TRY IT
Pull out every line with the word "Visits" from the entries below.

[Web page and app entries]
· · · · · · ·

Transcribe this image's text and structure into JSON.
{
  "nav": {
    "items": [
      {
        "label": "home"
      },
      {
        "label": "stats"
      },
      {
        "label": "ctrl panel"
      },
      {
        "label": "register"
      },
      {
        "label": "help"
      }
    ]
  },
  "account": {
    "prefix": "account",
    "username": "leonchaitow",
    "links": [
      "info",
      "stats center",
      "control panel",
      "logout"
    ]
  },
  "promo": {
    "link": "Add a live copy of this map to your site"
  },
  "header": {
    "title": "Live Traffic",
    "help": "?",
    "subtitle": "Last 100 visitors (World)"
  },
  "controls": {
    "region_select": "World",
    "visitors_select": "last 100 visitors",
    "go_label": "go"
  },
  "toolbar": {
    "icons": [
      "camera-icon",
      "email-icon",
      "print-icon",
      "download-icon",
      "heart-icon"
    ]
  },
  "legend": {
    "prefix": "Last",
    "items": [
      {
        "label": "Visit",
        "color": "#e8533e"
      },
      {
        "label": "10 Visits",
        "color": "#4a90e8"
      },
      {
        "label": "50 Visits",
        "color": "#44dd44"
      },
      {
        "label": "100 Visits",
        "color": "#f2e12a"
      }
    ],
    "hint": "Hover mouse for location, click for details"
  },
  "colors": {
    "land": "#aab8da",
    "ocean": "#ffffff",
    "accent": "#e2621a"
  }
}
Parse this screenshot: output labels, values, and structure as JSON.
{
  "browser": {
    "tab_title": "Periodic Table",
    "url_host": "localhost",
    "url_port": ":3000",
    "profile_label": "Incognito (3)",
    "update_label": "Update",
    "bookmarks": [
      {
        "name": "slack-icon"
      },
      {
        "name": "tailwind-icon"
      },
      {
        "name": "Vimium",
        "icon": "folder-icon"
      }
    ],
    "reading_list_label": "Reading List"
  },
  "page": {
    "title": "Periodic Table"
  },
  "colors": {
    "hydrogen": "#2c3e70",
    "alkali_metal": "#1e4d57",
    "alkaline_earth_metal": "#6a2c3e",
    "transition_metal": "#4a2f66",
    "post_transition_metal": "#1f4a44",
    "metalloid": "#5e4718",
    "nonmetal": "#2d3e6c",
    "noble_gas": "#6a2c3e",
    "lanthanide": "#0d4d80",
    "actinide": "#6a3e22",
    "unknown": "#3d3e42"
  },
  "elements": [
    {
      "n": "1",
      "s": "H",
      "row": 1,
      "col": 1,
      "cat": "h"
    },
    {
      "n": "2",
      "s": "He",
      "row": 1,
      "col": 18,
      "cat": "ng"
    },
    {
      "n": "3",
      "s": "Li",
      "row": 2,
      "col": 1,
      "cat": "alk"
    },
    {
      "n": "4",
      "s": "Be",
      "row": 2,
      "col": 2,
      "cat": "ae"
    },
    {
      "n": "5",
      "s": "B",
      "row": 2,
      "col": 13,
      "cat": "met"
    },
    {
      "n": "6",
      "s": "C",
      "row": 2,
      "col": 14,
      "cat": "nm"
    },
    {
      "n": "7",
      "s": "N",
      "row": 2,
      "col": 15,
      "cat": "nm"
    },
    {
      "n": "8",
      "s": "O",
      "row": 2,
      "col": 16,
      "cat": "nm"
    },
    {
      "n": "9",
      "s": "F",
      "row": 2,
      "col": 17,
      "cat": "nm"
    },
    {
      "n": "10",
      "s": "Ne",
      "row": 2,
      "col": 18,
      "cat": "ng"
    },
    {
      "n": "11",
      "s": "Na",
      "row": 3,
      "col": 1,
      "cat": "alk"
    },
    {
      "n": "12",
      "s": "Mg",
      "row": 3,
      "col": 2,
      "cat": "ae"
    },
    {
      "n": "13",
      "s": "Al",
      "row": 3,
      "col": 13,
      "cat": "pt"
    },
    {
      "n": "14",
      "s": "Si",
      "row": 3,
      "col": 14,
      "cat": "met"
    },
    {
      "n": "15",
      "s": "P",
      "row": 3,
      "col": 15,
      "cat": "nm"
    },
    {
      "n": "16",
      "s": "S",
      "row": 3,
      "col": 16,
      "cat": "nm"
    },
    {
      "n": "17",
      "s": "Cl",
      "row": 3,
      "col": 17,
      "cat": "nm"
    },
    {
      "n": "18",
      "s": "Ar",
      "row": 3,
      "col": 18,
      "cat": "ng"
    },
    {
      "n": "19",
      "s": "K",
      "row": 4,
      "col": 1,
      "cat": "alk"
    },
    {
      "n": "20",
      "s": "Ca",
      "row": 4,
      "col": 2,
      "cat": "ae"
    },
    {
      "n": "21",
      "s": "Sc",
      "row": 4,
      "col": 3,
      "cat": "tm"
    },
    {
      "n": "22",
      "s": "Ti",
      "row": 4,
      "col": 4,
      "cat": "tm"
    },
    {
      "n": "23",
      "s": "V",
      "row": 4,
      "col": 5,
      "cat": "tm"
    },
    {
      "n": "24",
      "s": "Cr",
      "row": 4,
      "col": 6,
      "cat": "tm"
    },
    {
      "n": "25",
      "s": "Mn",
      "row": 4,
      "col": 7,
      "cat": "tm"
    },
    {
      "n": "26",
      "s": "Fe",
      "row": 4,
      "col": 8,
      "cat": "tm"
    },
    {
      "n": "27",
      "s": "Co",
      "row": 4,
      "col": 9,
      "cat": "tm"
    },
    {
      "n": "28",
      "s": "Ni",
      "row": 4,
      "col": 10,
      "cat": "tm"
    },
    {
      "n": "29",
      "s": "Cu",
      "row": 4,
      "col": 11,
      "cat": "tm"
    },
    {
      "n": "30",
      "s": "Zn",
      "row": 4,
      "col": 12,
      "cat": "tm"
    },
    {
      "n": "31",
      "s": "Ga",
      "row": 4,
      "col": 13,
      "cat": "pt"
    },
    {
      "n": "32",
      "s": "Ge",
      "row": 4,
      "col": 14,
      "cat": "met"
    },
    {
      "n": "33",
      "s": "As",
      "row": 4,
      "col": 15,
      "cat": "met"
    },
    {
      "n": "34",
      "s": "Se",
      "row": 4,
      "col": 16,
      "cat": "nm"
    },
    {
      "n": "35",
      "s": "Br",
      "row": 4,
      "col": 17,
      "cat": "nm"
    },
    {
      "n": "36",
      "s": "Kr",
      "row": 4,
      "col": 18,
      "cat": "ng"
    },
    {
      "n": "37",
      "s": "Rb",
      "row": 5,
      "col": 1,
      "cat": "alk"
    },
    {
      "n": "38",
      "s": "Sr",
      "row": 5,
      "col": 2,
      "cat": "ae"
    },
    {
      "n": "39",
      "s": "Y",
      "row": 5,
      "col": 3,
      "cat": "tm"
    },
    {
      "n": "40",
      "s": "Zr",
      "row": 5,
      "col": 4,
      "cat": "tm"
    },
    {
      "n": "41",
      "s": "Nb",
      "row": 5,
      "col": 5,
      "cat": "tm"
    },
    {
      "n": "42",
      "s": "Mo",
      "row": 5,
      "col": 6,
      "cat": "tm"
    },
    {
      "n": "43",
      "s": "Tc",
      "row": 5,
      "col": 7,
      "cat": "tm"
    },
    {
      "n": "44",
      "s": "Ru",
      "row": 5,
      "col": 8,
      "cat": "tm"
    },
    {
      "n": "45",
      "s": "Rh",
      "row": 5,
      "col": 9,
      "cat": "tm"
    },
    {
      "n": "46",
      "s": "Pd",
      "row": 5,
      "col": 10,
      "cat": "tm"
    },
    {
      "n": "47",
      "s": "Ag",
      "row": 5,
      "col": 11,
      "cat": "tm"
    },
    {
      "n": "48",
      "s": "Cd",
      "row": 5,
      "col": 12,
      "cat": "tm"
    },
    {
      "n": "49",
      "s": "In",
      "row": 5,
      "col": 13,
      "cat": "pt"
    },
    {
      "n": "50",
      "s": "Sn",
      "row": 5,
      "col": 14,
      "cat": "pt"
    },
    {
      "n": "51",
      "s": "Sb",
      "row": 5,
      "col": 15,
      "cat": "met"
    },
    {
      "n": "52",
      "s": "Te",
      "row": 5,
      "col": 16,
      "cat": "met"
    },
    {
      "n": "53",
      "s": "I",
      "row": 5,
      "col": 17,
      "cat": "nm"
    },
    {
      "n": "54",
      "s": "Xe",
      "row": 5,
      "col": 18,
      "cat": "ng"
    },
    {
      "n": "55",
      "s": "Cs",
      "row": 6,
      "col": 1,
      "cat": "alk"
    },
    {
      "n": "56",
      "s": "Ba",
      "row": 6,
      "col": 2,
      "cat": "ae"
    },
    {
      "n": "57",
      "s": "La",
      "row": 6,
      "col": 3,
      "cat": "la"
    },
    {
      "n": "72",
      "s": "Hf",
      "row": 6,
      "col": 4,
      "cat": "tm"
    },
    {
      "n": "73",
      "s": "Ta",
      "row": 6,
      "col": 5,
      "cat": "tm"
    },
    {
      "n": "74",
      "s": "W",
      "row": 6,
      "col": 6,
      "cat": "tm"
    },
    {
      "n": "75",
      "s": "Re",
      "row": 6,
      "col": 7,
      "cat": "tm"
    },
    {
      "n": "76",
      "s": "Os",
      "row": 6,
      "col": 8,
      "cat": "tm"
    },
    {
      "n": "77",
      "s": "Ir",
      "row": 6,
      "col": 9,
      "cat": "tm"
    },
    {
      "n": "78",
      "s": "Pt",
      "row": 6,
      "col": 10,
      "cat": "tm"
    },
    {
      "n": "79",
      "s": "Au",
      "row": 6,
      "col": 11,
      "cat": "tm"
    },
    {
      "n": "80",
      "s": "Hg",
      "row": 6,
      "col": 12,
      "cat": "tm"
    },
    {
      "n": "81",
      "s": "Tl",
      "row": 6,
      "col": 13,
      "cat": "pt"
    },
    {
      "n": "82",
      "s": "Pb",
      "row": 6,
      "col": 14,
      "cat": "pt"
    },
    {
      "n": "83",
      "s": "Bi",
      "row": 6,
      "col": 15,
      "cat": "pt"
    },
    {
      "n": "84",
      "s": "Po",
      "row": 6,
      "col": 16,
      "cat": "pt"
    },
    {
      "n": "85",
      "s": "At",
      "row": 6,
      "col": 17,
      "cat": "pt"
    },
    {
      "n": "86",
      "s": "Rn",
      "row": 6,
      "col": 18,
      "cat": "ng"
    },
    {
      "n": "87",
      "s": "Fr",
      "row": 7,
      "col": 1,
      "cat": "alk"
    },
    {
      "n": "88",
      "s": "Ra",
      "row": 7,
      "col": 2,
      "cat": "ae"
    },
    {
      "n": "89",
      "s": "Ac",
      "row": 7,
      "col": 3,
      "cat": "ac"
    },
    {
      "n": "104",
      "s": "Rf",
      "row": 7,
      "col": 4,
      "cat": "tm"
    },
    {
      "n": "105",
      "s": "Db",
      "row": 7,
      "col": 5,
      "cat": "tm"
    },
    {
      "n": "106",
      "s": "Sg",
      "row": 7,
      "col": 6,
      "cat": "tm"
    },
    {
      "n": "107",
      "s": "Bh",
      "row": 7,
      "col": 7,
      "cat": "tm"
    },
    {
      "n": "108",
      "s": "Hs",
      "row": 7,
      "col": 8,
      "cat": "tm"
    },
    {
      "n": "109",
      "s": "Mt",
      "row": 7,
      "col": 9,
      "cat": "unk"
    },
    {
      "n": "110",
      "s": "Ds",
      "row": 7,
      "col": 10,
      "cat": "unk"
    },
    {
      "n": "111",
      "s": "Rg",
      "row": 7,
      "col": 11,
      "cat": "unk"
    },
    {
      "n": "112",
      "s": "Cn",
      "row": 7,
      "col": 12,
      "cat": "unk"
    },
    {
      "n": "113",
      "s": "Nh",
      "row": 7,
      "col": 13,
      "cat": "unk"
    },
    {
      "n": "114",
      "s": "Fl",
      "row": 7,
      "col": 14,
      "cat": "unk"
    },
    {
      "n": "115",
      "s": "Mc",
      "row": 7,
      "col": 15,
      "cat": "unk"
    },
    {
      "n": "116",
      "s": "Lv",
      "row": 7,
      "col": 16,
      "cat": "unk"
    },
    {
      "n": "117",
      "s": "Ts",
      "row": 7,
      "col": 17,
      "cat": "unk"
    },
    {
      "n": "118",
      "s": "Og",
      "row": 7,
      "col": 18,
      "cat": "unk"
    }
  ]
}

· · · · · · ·

TASK OUTPUT
        "label": "10 Visits",
        "label": "50 Visits",
        "label": "100 Visits",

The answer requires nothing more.